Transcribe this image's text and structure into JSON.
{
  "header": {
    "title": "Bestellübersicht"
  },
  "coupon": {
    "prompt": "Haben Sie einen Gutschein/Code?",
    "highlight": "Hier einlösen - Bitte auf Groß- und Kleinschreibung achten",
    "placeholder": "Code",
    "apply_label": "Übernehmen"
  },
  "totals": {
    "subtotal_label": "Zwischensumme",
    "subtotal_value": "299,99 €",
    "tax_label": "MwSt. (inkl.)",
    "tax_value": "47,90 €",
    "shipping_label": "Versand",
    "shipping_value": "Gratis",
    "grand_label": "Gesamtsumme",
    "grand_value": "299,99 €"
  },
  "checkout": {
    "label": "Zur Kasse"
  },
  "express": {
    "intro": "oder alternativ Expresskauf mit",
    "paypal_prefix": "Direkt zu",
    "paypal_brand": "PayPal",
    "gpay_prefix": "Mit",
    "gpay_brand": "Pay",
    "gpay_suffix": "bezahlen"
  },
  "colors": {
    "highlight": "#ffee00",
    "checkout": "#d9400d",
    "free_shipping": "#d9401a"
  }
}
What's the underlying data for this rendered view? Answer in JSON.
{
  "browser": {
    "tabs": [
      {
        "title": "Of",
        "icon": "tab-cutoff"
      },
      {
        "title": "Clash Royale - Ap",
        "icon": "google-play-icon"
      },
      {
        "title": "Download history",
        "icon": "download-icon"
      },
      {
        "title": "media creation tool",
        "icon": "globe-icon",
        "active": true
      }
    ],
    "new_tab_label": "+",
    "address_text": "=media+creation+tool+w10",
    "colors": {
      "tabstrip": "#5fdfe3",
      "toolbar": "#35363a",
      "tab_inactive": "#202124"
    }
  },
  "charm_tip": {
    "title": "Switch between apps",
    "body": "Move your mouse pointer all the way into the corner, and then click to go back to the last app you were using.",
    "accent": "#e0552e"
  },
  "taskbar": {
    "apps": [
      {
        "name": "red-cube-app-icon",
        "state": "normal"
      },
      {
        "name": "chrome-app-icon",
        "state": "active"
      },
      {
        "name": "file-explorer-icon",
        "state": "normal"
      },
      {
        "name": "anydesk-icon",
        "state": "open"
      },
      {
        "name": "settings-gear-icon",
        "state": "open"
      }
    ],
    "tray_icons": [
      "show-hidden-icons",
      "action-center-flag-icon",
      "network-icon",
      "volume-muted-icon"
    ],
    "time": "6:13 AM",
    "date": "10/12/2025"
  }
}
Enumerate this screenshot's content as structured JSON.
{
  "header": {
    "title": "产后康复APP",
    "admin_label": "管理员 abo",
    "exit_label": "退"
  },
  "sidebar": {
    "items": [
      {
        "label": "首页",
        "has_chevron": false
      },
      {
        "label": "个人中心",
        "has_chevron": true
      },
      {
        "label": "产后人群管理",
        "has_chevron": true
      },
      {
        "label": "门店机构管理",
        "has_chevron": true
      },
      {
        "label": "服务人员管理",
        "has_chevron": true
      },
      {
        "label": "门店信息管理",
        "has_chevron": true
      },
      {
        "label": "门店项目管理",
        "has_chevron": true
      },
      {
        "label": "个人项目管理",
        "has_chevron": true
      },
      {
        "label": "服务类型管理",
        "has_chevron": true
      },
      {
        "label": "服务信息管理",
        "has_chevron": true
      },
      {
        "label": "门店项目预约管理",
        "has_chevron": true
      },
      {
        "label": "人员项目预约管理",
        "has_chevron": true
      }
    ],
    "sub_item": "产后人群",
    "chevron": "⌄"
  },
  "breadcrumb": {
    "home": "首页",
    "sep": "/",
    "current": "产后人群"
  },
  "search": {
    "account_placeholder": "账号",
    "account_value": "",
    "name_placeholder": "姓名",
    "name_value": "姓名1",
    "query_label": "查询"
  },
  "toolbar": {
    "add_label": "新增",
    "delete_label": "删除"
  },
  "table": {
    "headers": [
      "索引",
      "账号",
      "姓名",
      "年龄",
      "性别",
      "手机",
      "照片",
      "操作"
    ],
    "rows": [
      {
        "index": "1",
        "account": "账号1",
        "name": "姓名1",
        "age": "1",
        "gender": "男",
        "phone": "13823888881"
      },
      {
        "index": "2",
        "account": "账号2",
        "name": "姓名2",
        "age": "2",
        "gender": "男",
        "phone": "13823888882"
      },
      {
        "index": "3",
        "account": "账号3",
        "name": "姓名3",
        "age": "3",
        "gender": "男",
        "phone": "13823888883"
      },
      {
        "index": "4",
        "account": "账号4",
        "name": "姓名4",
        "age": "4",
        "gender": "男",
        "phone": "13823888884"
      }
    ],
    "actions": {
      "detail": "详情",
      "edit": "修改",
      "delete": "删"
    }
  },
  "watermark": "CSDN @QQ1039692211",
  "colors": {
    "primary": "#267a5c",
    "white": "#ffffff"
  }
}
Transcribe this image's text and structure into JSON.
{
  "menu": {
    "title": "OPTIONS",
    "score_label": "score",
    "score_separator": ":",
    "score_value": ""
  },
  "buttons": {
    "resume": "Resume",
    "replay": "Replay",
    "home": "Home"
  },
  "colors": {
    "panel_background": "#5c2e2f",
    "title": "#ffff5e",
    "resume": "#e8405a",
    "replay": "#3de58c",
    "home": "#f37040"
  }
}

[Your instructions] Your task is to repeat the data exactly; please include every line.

[Solution below]
Transcribe this image's text and structure into JSON.
{
  "header": {
    "title": "Bestellübersicht"
  },
  "coupon": {
    "prompt": "Haben Sie einen Gutschein/Code?",
    "highlight": "Hier einlösen - Bitte auf Groß- und Kleinschreibung achten",
    "placeholder": "Code",
    "apply_label": "Übernehmen"
  },
  "totals": {
    "subtotal_label": "Zwischensumme",
    "subtotal_value": "299,99 €",
    "tax_label": "MwSt. (inkl.)",
    "tax_value": "47,90 €",
    "shipping_label": "Versand",
    "shipping_value": "Gratis",
    "grand_label": "Gesamtsumme",
    "grand_value": "299,99 €"
  },
  "checkout": {
    "label": "Zur Kasse"
  },
  "express": {
    "intro": "oder alternativ Expresskauf mit",
    "paypal_prefix": "Direkt zu",
    "paypal_brand": "PayPal",
    "gpay_prefix": "Mit",
    "gpay_brand": "Pay",
    "gpay_suffix": "bezahlen"
  },
  "colors": {
    "highlight": "#ffee00",
    "checkout": "#d9400d",
    "free_shipping": "#d9401a"
  }
}
What's the underlying data for this rendered view? Answer in JSON.
{
  "browser": {
    "tabs": [
      {
        "title": "Of",
        "icon": "tab-cutoff"
      },
      {
        "title": "Clash Royale - Ap",
        "icon": "google-play-icon"
      },
      {
        "title": "Download history",
        "icon": "download-icon"
      },
      {
        "title": "media creation tool",
        "icon": "globe-icon",
        "active": true
      }
    ],
    "new_tab_label": "+",
    "address_text": "=media+creation+tool+w10",
    "colors": {
      "tabstrip": "#5fdfe3",
      "toolbar": "#35363a",
      "tab_inactive": "#202124"
    }
  },
  "charm_tip": {
    "title": "Switch between apps",
    "body": "Move your mouse pointer all the way into the corner, and then click to go back to the last app you were using.",
    "accent": "#e0552e"
  },
  "taskbar": {
    "apps": [
      {
        "name": "red-cube-app-icon",
        "state": "normal"
      },
      {
        "name": "chrome-app-icon",
        "state": "active"
      },
      {
        "name": "file-explorer-icon",
        "state": "normal"
      },
      {
        "name": "anydesk-icon",
        "state": "open"
      },
      {
        "name": "settings-gear-icon",
        "state": "open"
      }
    ],
    "tray_icons": [
      "show-hidden-icons",
      "action-center-flag-icon",
      "network-icon",
      "volume-muted-icon"
    ],
    "time": "6:13 AM",
    "date": "10/12/2025"
  }
}
Enumerate this screenshot's content as structured JSON.
{
  "header": {
    "title": "产后康复APP",
    "admin_label": "管理员 abo",
    "exit_label": "退"
  },
  "sidebar": {
    "items": [
      {
        "label": "首页",
        "has_chevron": false
      },
      {
        "label": "个人中心",
        "has_chevron": true
      },
      {
        "label": "产后人群管理",
        "has_chevron": true
      },
      {
        "label": "门店机构管理",
        "has_chevron": true
      },
      {
        "label": "服务人员管理",
        "has_chevron": true
      },
      {
        "label": "门店信息管理",
        "has_chevron": true
      },
      {
        "label": "门店项目管理",
        "has_chevron": true
      },
      {
        "label": "个人项目管理",
        "has_chevron": true
      },
      {
        "label": "服务类型管理",
        "has_chevron": true
      },
      {
        "label": "服务信息管理",
        "has_chevron": true
      },
      {
        "label": "门店项目预约管理",
        "has_chevron": true
      },
      {
        "label": "人员项目预约管理",
        "has_chevron": true
      }
    ],
    "sub_item": "产后人群",
    "chevron": "⌄"
  },
  "breadcrumb": {
    "home": "首页",
    "sep": "/",
    "current": "产后人群"
  },
  "search": {
    "account_placeholder": "账号",
    "account_value": "",
    "name_placeholder": "姓名",
    "name_value": "姓名1",
    "query_label": "查询"
  },
  "toolbar": {
    "add_label": "新增",
    "delete_label": "删除"
  },
  "table": {
    "headers": [
      "索引",
      "账号",
      "姓名",
      "年龄",
      "性别",
      "手机",
      "照片",
      "操作"
    ],
    "rows": [
      {
        "index": "1",
        "account": "账号1",
        "name": "姓名1",
        "age": "1",
        "gender": "男",
        "phone": "13823888881"
      },
      {
        "index": "2",
        "account": "账号2",
        "name": "姓名2",
        "age": "2",
        "gender": "男",
        "phone": "13823888882"
      },
      {
        "index": "3",
        "account": "账号3",
        "name": "姓名3",
        "age": "3",
        "gender": "男",
        "phone": "13823888883"
      },
      {
        "index": "4",
        "account": "账号4",
        "name": "姓名4",
        "age": "4",
        "gender": "男",
        "phone": "13823888884"
      }
    ],
    "actions": {
      "detail": "详情",
      "edit": "修改",
      "delete": "删"
    }
  },
  "watermark": "CSDN @QQ1039692211",
  "colors": {
    "primary": "#267a5c",
    "white": "#ffffff"
  }
}
Transcribe this image's text and structure into JSON.
{
  "menu": {
    "title": "OPTIONS",
    "score_label": "score",
    "score_separator": ":",
    "score_value": ""
  },
  "buttons": {
    "resume": "Resume",
    "replay": "Replay",
    "home": "Home"
  },
  "colors": {
    "panel_background": "#5c2e2f",
    "title": "#ffff5e",
    "resume": "#e8405a",
    "replay": "#3de58c",
    "home": "#f37040"
  }
}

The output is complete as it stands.